The researchers also sought evidence that the increased bioavailability of arginine brought about by citrulline administration would produce an improvement in endothelial function mediated by the production of NO. This improvement is manifested as increased vasodilation and can be measured in terms of blood flow in the arm under certain experimental conditions. Some previous studies had provided evidence of improvement with arginine or citrulline, whereas others had not. In the new study, the researchers found no such evidence, and they speculated that this might be due to the trial’s very short duration.
Incidentally, only about 1% of orally administered arginine is utilized for NO production, according to the researchers; the rest follows other pathways. In both the NO-producing pathway and one of the others (which produces urea), arginine is converted to citrulline in a cyclic series of reactions that lead, inevitably, back to arginine. That’s because citrulline, as noted above, has no other options.
- Schwedhelm E, Maas R, Freese R, Jung D, Lukacs Z, Jambrecina A, Spickler W, Schulze F, Böger RH. Pharmacokinetic and pharmacodynamic properties of oral L-citrulline and L-arginine: impact on nitric oxide metabolism. Brit J Clin Pharmacol 2007;65:51-9.
The Seeds Are Sown
So, did the researchers see the effect they were looking for with the combined VEGF and arginine treatment? Yes, to a small but significant degree, despite the numerous limitations (by their own account) in the design of this complex, challenging study. Although they could not recommend the treatment based on the study results, they saw in the latter the seeds of further research that they believe is likely to strengthen the role of arginine as a safe and effective adjunct to therapeutic angiogenesis, whose potential remains tantalizingly unrealized.
It’s worth noting that therapeutic angiogenesis for cardiovascular disease can be pursued at three different levels: (1) protein therapy, with VEGF or other angiogenic growth factors; (2) gene therapy, which involves manipulation of our DNA to produce angiogenic growth factors; and (3) cell therapy, in which endothelial progenitor cells are implanted to produce angiogenic growth factors. All of these techniques show promise, but none has yet shown significant success. (It’s also worth noting that over the past century, legions of quacks have used the term cell therapy and similar terms to promote all manner of bogus “cures” and “rejuvenation” schemes. Caveat emptor.)

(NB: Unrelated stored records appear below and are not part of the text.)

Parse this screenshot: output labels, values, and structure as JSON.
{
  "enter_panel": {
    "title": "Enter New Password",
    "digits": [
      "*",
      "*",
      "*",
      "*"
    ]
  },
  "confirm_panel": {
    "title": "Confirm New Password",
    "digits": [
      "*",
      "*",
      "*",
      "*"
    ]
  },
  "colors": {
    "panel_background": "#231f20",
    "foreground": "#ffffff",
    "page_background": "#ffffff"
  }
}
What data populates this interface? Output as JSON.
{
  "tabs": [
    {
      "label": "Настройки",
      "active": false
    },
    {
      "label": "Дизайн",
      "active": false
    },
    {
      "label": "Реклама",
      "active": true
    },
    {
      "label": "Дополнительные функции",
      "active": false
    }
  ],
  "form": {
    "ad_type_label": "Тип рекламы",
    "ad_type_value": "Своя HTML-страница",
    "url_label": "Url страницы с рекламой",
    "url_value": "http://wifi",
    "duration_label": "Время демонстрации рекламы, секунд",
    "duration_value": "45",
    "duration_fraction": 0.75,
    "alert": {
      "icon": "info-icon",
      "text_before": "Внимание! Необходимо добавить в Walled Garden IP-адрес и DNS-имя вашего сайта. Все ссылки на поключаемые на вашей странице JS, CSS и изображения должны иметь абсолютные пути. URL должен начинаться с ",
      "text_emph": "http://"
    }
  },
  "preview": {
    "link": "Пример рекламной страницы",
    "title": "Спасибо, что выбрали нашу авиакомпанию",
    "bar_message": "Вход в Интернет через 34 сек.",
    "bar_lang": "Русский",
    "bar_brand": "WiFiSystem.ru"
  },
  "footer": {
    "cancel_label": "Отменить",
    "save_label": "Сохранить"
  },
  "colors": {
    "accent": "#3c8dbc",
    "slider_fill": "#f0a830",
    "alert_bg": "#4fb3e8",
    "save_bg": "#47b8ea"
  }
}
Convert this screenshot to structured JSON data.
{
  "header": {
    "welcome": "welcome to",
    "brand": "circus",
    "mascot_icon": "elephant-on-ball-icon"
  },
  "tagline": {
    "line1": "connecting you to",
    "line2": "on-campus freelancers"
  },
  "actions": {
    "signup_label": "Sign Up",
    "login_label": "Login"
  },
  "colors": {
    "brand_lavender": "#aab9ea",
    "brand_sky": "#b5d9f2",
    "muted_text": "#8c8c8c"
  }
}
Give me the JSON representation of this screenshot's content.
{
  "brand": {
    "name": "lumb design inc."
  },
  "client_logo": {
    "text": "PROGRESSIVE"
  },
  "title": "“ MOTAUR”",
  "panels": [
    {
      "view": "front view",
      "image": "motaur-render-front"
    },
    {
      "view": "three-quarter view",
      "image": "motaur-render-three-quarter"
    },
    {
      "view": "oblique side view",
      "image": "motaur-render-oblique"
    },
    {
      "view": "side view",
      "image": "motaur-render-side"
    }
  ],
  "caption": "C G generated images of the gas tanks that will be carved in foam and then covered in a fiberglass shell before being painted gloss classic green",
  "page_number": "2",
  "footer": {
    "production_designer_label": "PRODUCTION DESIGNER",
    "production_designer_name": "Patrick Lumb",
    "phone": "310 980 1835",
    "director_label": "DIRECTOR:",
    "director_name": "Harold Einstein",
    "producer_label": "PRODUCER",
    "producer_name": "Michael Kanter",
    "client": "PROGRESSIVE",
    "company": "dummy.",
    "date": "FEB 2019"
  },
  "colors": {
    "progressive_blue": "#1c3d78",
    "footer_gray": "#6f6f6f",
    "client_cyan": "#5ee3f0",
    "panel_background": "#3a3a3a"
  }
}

How Doth Your Garden Grow?
While we await further developments in therapeutic angiogenesis, it’s well to remember that supplementation with arginine has been used in a variety of clinical conditions, including high cholesterol, coronary artery disease, congestive heart failure, peripheral arterial disease, and sickle cell anemia, in attempts to improve vascular endothelial function mediated by NO. And it’s used in the elderly for the same purpose. You’re never too old to improve your “garden hoses.”
- Ruel M, Beanlands RS, Lortie M, Chan V, Camack N, deKemp RA,
Suuronen EJ, Rubens FD, DaSilva JN, Sellke FW, Stewart DJ, Mesana TG. Concomitant treatment with oral L-arginine improves the efficacy of surgical angiogenesis in patients with severe diffuse coronary artery disease: The Endothelial Modulation in Angiogenic Therapy randomized controlled trial. J Thorac Cardiovasc Surg 2008;135:762-70.
- Schwedhelm E, Maas R, Freese R, Jung D, Lukacs Z, Jambrecina A,
Spickler W, Schulze F, Böger RH. Pharmacokinetic and pharmacodynamic properties of oral L-citrulline and L-arginine: impact on nitric oxide metabolism. Brit J Clin Pharmacol 2007;65:51-9.
Will Block is the publisher and editorial director of Life Enhancement magazine.